Akeem, on the other hand, is not supportive of her opening herself and the family to all the negative backlash that may come from her act of religious freedom and expression. He is desperate for her to try her best to avoid these complications at her work life, for reasons more complicated than he first reveals. This solid and somewhat nasty disapproval is in direct conflict with his own personal attempt for inclusion and integration, while a growing rage of discomfort attacks his soul at every turn. This battle for internal stability is most beautifully displayed in the escalating argument that erupts with his work mate, the very liberal and compassionate David Adkins, played to perfection by a strong Andrew Hovelson (Broadway’s The Father). Where we see ourselves in this discussion, and how we would respond, are two of the most compelling questions and concepts that Chaudry is asking us to sit with in discomfort, and it doesn’t sit well (which may be the best compliment one could give this show). No part of this drama is easy to hold or to rectify, and that is where An Ordinary Muslim becomes anything but ordinary.

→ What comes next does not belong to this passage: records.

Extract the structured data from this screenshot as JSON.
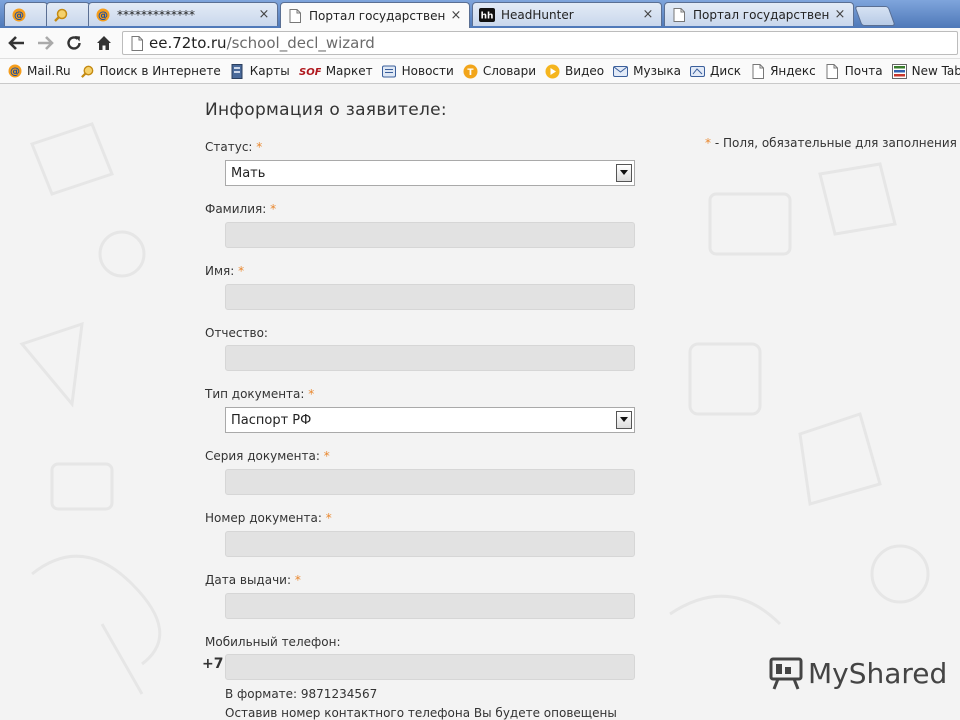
{
  "browser": {
    "tabs": [
      {
        "title": "",
        "icon": "mailru-icon",
        "active": false
      },
      {
        "title": "",
        "icon": "search-tab-icon",
        "active": false
      },
      {
        "title": "*************",
        "icon": "mailru-icon",
        "active": false
      },
      {
        "title": "Портал государственных",
        "icon": "page-icon",
        "active": true
      },
      {
        "title": "HeadHunter",
        "icon": "headhunter-icon",
        "active": false
      },
      {
        "title": "Портал государственных",
        "icon": "page-icon",
        "active": false
      }
    ],
    "close_glyph": "×",
    "url_host": "ee.72to.ru",
    "url_path": "/school_decl_wizard"
  },
  "bookmarks": [
    {
      "label": "Mail.Ru",
      "icon": "mailru-icon"
    },
    {
      "label": "Поиск в Интернете",
      "icon": "search-magnifier-icon"
    },
    {
      "label": "Карты",
      "icon": "maps-icon"
    },
    {
      "label": "Маркет",
      "icon": "soft-market-icon"
    },
    {
      "label": "Новости",
      "icon": "news-icon"
    },
    {
      "label": "Словари",
      "icon": "dictionary-icon"
    },
    {
      "label": "Видео",
      "icon": "video-icon"
    },
    {
      "label": "Музыка",
      "icon": "music-icon"
    },
    {
      "label": "Диск",
      "icon": "disk-icon"
    },
    {
      "label": "Яндекс",
      "icon": "page-icon"
    },
    {
      "label": "Почта",
      "icon": "page-icon"
    },
    {
      "label": "New Tab",
      "icon": "grid-icon"
    }
  ],
  "form": {
    "title": "Информация о заявителе:",
    "required_star": "*",
    "required_note": " - Поля, обязательные для заполнения",
    "fields": {
      "status": {
        "label": "Статус:",
        "required": true,
        "value": "Мать"
      },
      "lastname": {
        "label": "Фамилия:",
        "required": true,
        "value": ""
      },
      "firstname": {
        "label": "Имя:",
        "required": true,
        "value": ""
      },
      "patronymic": {
        "label": "Отчество:",
        "required": false,
        "value": ""
      },
      "doc_type": {
        "label": "Тип документа:",
        "required": true,
        "value": "Паспорт РФ"
      },
      "doc_series": {
        "label": "Серия документа:",
        "required": true,
        "value": ""
      },
      "doc_number": {
        "label": "Номер документа:",
        "required": true,
        "value": ""
      },
      "issue_date": {
        "label": "Дата выдачи:",
        "required": true,
        "value": ""
      },
      "mobile": {
        "label": "Мобильный телефон:",
        "required": false,
        "value": "",
        "prefix": "+7"
      }
    },
    "phone_format_hint": "В формате: 9871234567",
    "phone_notice_hint": "Оставив номер контактного телефона Вы будете оповещены"
  },
  "watermark": {
    "text": "MyShared"
  },
  "colors": {
    "accent_star": "#e9862c",
    "input_bg": "#e2e2e2",
    "tabstrip": "#5b84c4"
  }
}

Beautifully played out on a metaphorically intense set by Neil Patel (RT’s Time and the Conways), with precise lighting by Lap Chi Chu (PR’s The Wolves), telling and multi-dimensional costumes by Susan Hilferty (Broadway’s Present Laughter), and sound design by Elisheba Ittoop (Signature’s And I And Silence), the underlying impact of the Muslim faith is literally lying underneath this family’s every step. The floor separates and we see it there, asking to be acknowledged and investigated in such a real and present dynamic, with all its flavors and forms. One would be hard pressed to explore and dissect this family without each and everyone’s dynamic being addressed but this play tries too hard to be all and everything within these conflicts. “To be a good Muslim, is to be an invisible Muslim“. In that statement we find, in essence, the beauty, power, and depth of An Ordinary Muslim‘s attachment to all the issues and troubles that exist for an immigrant family and it’s first generation offspring. That is also the one negative in this play. Chaudry attempts to discuss it all, with great conflict on every level within this family, , and even though many of these complexities find their target and fill our hunger, too many flavors start to overwhelm our senses, leaving our taste buds confused and ultimately unsatisfied, all alone in a foreign land.